Clermont – A Tale.
Second Edition. Two Volumes (complete set). Dublin, Printed by William Porter, 1799. Small-Octavo (11,5 cm x 17,5 cm). Volume I: 269 pages / Volume II: 326 (of 329) pages [3 pages missing at the end]. Hardcover / Modern, very decorative half-leather bindings with replicated spinelabels in the style of the 18th century. Both Volumes in protective Mylar and now housed in a bespoke Solander Box. Name of Richard Meade of Ballymartle on titlepage of both Volumes. Minor lesion and tear to titlepage of Volume II. Overall very good ! Extremely scarce publication in first or second edition !
Regina Maria Roche (1764–1845) is gauged as a minor Gothic novelist, who wrote in the shadow of the pioneering Ann Radcliffe. However, she was a bestselling author in her own time. The popularity of her third novel, The Children of the Abbey, rivalled that of Ann Radcliffe’s The Mysteries of Udolpho.
Born Regina Maria Dalton in Waterford, Ireland in 1764. Her father was a Captain in the British 40th Regiment. Her family moved to Dublin, and after her marriage to Ambrose Roche in 1794, she moved to England.
Her first two novels were published under her maiden name, before the success of The Children of the Abbey and Clermont. Both these were translated into French and Spanish and went through several editions. However, after her fifth novel, The Nocturnal Visit, appeared in 1800, Roche suffered financial difficulties, having fallen afoul of a duplicitous solicitor, and she did not write again until 1807, when she received aid from the Royal Literary Fund. She then wrote 11 more novels, most of them set in the rural Ireland, but none matched her earlier successes. After her husband’s death in 1829, she returned to Wexford.
After bouts of depression, she died in relative obscurity in the town of her birth at the age of 81. Roche’s obituary in The Gentleman’s Magazine remembers her as a “distinguished writer (who) had retired from the world and the world had forgotten her. But many young hearts, now old must remember the effect upon them of her graceful and touching compositions.”

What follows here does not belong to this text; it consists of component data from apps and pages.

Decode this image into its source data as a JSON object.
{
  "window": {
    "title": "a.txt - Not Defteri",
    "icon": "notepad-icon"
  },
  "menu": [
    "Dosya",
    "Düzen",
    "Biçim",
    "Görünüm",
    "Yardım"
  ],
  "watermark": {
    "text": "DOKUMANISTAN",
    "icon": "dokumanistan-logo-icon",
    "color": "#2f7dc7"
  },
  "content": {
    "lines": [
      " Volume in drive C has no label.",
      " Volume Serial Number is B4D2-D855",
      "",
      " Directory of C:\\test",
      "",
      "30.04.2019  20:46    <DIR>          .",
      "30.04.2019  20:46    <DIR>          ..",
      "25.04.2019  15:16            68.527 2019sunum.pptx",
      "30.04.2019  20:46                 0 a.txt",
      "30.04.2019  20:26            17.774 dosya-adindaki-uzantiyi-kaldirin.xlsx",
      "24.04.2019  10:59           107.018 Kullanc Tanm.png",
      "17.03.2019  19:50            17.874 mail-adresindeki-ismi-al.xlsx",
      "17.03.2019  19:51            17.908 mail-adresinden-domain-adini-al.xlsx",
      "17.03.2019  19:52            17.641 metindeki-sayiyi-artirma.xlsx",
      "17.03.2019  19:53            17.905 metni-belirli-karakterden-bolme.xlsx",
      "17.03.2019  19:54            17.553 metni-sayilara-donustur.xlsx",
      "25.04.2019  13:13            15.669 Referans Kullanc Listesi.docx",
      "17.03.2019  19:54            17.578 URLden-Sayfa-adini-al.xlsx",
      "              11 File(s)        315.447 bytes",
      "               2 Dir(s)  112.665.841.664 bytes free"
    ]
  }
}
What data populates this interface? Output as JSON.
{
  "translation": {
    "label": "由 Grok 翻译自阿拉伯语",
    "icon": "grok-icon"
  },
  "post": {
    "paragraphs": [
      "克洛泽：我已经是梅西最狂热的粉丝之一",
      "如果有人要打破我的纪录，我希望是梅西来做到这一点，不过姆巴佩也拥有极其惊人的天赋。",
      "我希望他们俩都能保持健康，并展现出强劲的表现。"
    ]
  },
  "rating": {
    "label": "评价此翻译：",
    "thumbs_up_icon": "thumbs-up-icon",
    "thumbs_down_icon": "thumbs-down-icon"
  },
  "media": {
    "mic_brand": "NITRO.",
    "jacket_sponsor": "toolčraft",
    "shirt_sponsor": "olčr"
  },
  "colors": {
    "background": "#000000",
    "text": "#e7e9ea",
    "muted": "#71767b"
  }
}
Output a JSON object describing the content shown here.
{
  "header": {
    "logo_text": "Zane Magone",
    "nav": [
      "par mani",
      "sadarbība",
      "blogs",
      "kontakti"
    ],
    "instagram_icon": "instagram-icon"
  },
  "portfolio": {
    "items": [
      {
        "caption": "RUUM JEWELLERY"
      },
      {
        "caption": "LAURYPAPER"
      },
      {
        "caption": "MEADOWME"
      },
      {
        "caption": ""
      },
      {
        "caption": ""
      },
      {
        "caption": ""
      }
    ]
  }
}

The Children of the Abbey, a sentimental Gothic Romance, was one of the period’s most popular novels of the 1790s. Her book Clermont, was Roche’s only full attempt at writing a truly Gothic novel. It has a decidedly darker in tone than anything else she wrote. Both novels went through several editions and were translated into both French and Spanish. Clermont was one of the Northanger Horrid Novels satirized by Jane Austen in her novel Northanger Abbey. (Wikipedia)